We live in very uncertain times and while it sounds revolting, there are always those who will take advantage of that fear and uncertainty to make a quick profit. Fraudulent calls, especially the automated ones called “robocalls”, have always been a menace, especially in the US, costing Americans billions per year on both wasted time as well as fraudulent transactions. There have been many proposed solutions to this problem but now the FCC is putting its foot down and is making the STIR/SHAKEN a requirement by June next year.
Robocalls are able to sow confusion and wreak havoc through an almost simple technique of spoofing. In a nutshell, these calls use Voice over IP (VoIP) systems that can be located anywhere in the world to start a call and then spoof the actual phone number that gets displayed on the recipient’s phone. In other words, the recipient or even some caller ID will presume it’s a legitimate call based on the number.
The STIR/SHAKEN pair of protocols try to make that harder to pull off by adding digital certificates to the information that’s used to start and route calls over VoIP. They’re meant to ensure that callers are who they really are, regardless of what number they’re trying to force on the authentication system.
The FCC already gave its thumbs up to STIR/SHAKEN but mostly as a recommendation to encourage carriers. Now backed by the Congress’ TRACED Act, the commission is requiring all originating and terminating voice service providers to implement the protocol by June 30, 2021.

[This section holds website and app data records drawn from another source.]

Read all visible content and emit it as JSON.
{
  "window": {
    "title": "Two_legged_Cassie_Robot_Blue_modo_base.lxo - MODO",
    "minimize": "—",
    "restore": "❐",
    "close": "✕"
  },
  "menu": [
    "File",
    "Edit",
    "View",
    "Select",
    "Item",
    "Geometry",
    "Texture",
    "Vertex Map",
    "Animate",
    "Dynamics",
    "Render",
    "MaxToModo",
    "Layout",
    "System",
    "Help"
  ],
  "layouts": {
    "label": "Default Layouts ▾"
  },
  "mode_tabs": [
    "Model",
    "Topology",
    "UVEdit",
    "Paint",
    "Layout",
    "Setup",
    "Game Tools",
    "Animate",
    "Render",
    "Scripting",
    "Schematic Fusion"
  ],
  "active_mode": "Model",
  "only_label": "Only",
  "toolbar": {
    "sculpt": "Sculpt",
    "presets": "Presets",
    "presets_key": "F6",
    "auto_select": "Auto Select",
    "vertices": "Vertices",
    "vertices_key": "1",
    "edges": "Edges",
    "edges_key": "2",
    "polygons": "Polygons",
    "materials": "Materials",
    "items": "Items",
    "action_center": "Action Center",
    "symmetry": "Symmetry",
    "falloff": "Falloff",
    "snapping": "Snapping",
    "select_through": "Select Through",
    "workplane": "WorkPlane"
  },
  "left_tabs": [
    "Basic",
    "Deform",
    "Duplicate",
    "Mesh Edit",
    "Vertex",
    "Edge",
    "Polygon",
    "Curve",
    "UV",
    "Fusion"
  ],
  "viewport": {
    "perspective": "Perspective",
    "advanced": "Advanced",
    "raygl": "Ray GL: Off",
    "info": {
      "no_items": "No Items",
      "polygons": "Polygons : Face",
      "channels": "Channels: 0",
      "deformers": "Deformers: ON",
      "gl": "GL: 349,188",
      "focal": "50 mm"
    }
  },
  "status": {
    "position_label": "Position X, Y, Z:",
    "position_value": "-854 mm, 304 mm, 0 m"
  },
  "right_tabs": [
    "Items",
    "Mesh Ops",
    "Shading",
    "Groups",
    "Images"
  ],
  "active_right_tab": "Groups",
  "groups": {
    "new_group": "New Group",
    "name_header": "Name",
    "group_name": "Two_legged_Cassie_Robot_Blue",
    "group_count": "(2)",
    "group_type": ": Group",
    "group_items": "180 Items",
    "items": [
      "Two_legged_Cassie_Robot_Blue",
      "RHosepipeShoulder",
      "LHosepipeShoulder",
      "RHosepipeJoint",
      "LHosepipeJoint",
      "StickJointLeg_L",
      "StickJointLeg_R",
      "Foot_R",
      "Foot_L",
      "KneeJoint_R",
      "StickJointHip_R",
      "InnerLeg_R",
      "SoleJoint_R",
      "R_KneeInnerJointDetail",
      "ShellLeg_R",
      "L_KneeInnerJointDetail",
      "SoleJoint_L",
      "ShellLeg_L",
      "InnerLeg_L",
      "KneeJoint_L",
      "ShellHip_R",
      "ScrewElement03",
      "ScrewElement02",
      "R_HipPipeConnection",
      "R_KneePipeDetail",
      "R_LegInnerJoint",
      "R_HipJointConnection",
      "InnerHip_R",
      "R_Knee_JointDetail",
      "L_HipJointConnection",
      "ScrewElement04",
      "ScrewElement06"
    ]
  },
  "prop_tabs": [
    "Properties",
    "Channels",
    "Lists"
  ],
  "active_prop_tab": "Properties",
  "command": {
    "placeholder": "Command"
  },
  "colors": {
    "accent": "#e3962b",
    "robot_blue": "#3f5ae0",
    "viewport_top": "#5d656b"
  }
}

STIR/SHAKEN is not a magic panacea that will immediately fix the robocall problem once operators flip the switch. In addition to implementing it within their own network, carriers will have to make sure calls coming from or going to other networks work with their implementation as well. All kinds of phones, from smartphones to landlines with caller IDs, will also have to be updated to support the technology. Fortunately, all players have more than a year to make that happen.